7. The Necessary Appeal Rule
It is very crucial for the bowler or fielders to appeal for their dismissals. If the bowling side doesn’t appeal, then no matter how obvious it looks that a wicket has been taken, the umpire can’t raise his finger to declare out. Thus, it’s very important for the bowling side that they must always appeal for every dismissal.
8. Object-Hitting Rule
|Image Source: BBC|
According to this rule, if a ball hits the roof of a stadium or the spider-cam (a camera that moves in the air and tries to capture every perspective of the match), then that delivery is considered as a dead ball and the bowler has to bowl that delivery again. In Australia’s Etihad Stadium, if a ball hits the roof within the stadium and is caught by the fielder, then it’s declared as not out.
9. Double Bat
10. Obstructing the Field
If the batsman doesn’t play with the right spirit and deliberately comes in between the line of the throw to save him from getting run-out, then the umpire can declare him out for obstructing the field. Here, the umpire has the rights to decide whether it was intentionally or unintentionally. This rule is somehow similar to handling the ball.
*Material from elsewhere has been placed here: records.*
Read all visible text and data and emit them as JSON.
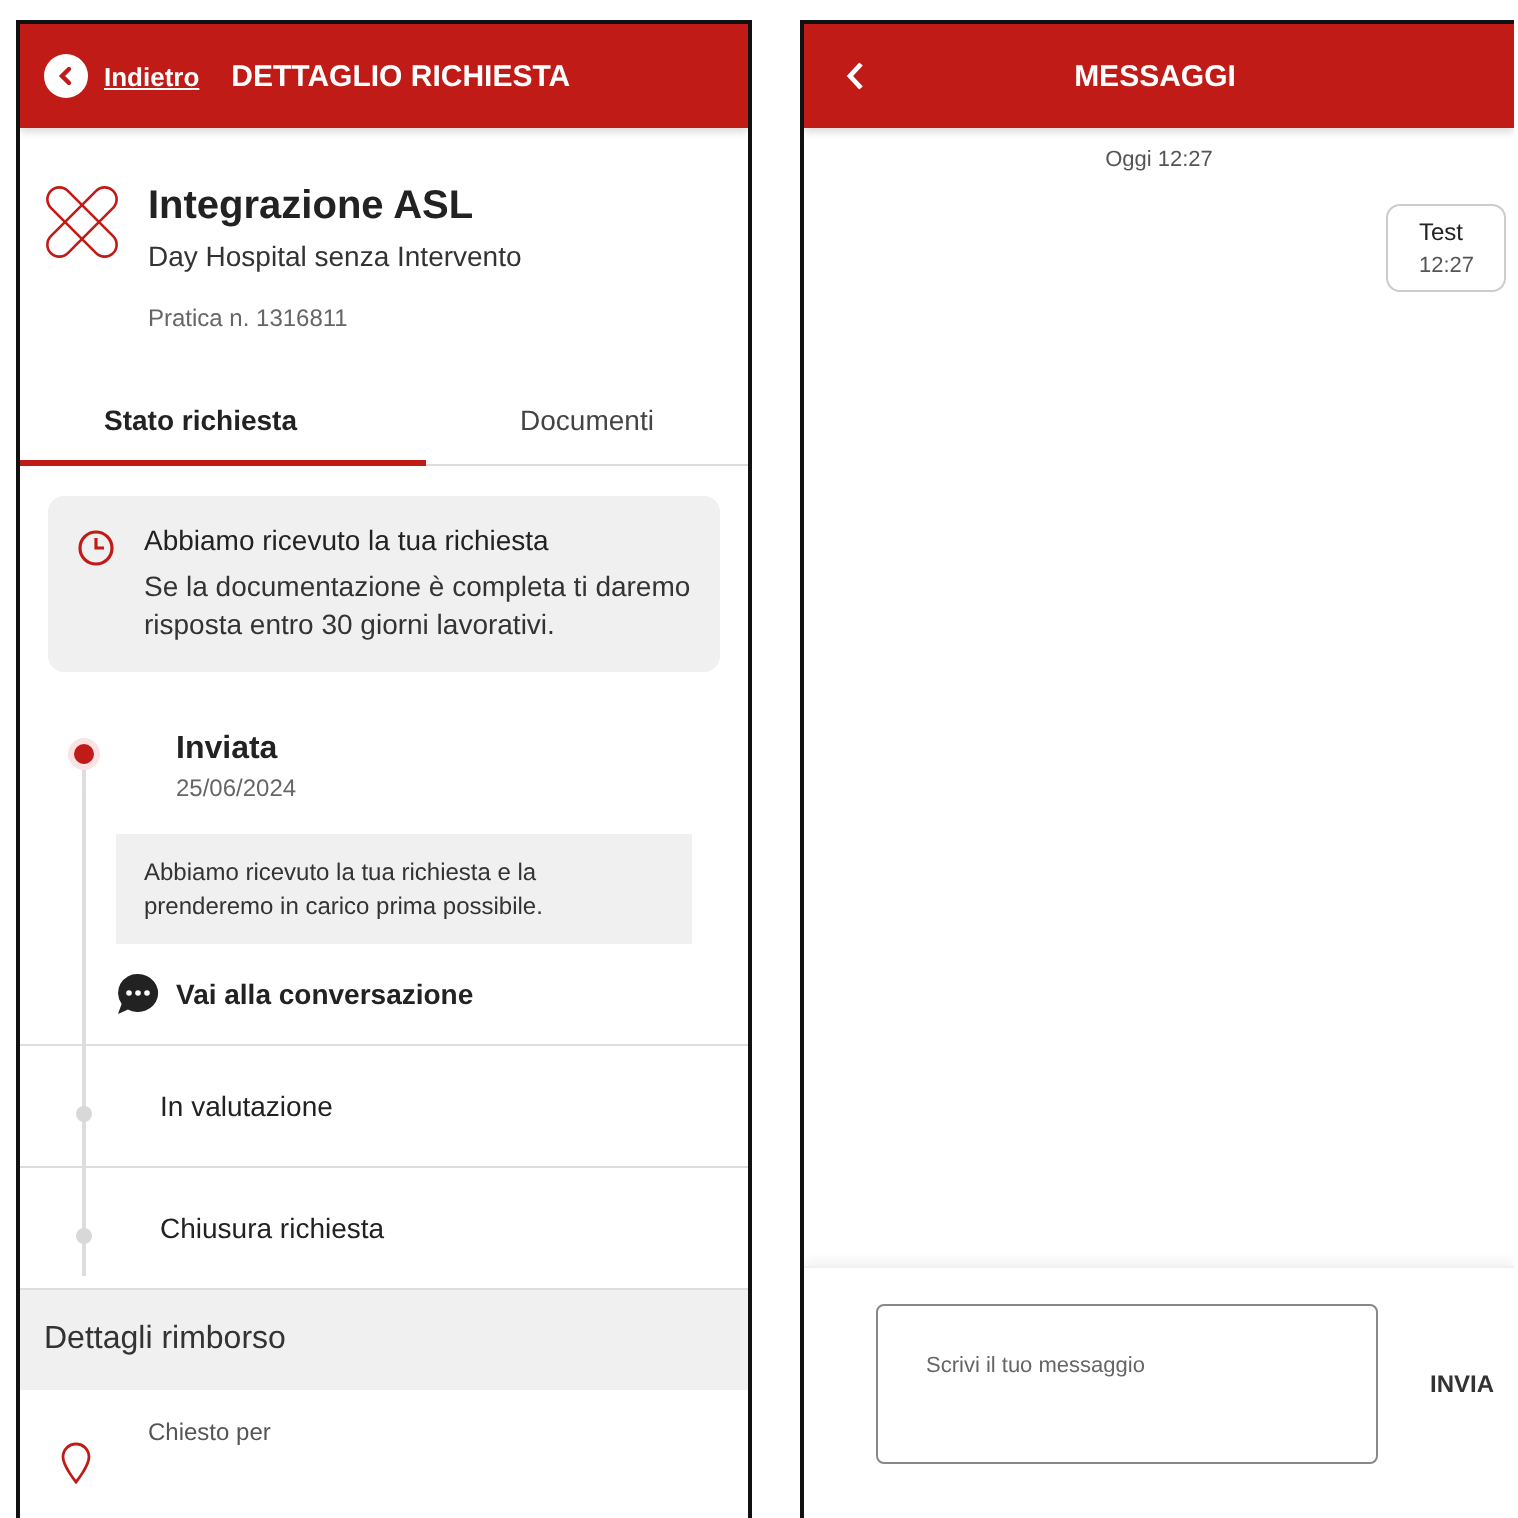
{
  "detail_screen": {
    "header": {
      "back_label": "Indietro",
      "title": "DETTAGLIO RICHIESTA"
    },
    "product": {
      "title": "Integrazione ASL",
      "subtitle": "Day Hospital senza Intervento",
      "case_number": "Pratica n. 1316811"
    },
    "tabs": [
      {
        "label": "Stato richiesta",
        "selected": true
      },
      {
        "label": "Documenti",
        "selected": false
      }
    ],
    "notice": {
      "title": "Abbiamo ricevuto la tua richiesta",
      "text": "Se la documentazione è completa ti daremo risposta entro 30 giorni lavorativi."
    },
    "timeline": [
      {
        "title": "Inviata",
        "active": true,
        "date": "25/06/2024",
        "note": "Abbiamo ricevuto la tua richiesta e la prenderemo in carico prima possibile.",
        "link": "Vai alla conversazione"
      },
      {
        "title": "In valutazione",
        "active": false
      },
      {
        "title": "Chiusura richiesta",
        "active": false
      }
    ],
    "section_title": "Dettagli rimborso",
    "detail_label": "Chiesto per"
  },
  "messages_screen": {
    "header": {
      "title": "MESSAGGI"
    },
    "timestamp": "Oggi 12:27",
    "messages": [
      {
        "text": "Test",
        "time": "12:27"
      }
    ],
    "composer": {
      "placeholder": "Scrivi il tuo messaggio",
      "send_label": "INVIA"
    }
  }
}
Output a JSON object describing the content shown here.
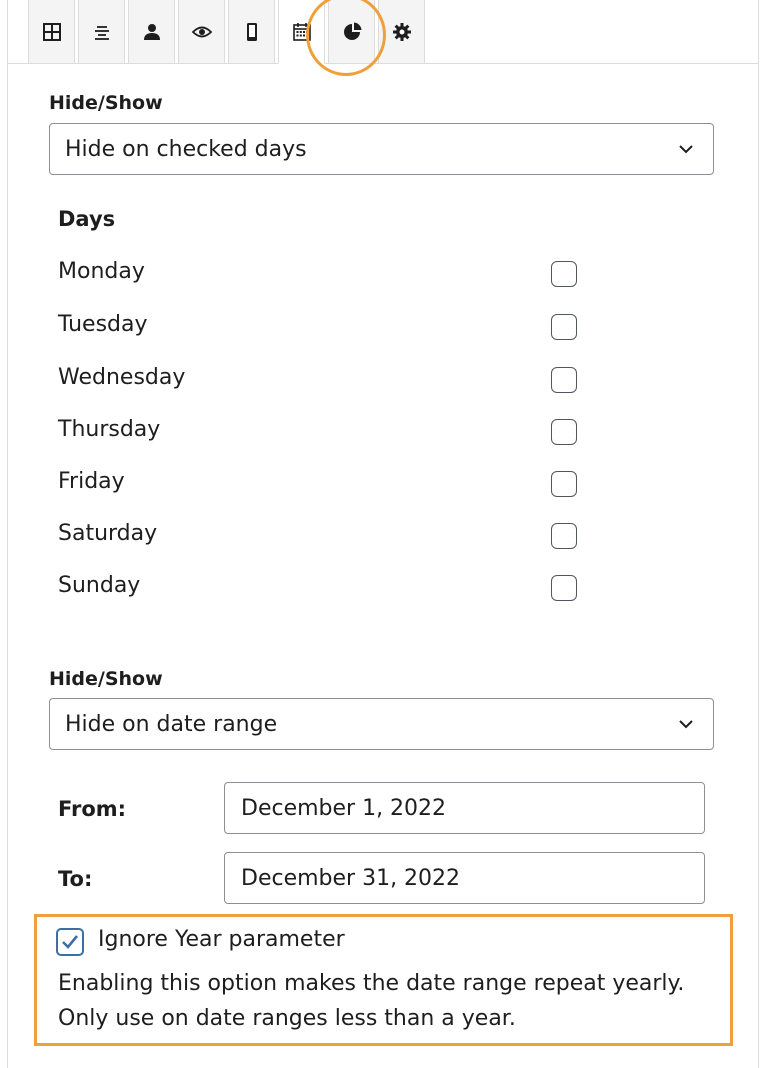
{
  "tabs": [
    {
      "icon": "grid-icon"
    },
    {
      "icon": "align-center-icon"
    },
    {
      "icon": "user-icon"
    },
    {
      "icon": "eye-icon"
    },
    {
      "icon": "mobile-icon"
    },
    {
      "icon": "calendar-icon",
      "active": true
    },
    {
      "icon": "pie-chart-icon"
    },
    {
      "icon": "gear-icon"
    }
  ],
  "highlight_color": "#f0a03a",
  "days_section": {
    "hide_show_label": "Hide/Show",
    "select_value": "Hide on checked days",
    "heading": "Days",
    "days": [
      {
        "label": "Monday",
        "checked": false
      },
      {
        "label": "Tuesday",
        "checked": false
      },
      {
        "label": "Wednesday",
        "checked": false
      },
      {
        "label": "Thursday",
        "checked": false
      },
      {
        "label": "Friday",
        "checked": false
      },
      {
        "label": "Saturday",
        "checked": false
      },
      {
        "label": "Sunday",
        "checked": false
      }
    ]
  },
  "date_section": {
    "hide_show_label": "Hide/Show",
    "select_value": "Hide on date range",
    "from_label": "From:",
    "from_value": "December 1, 2022",
    "to_label": "To:",
    "to_value": "December 31, 2022",
    "ignore_year_label": "Ignore Year parameter",
    "ignore_year_checked": true,
    "help_text": "Enabling this option makes the date range repeat yearly. Only use on date ranges less than a year."
  }
}
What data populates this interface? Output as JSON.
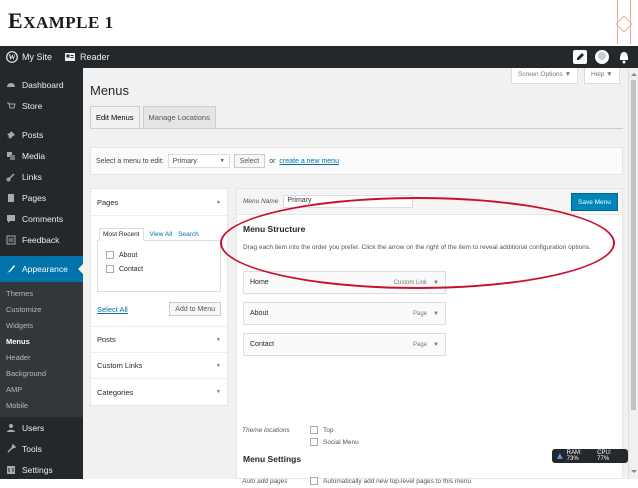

This was the list of 10 Lesser-known rules of cricket that you probably didn't know. Now, next time if you are in any such situation while playing or watching the game of cricket, you’ll remember these rules for sure.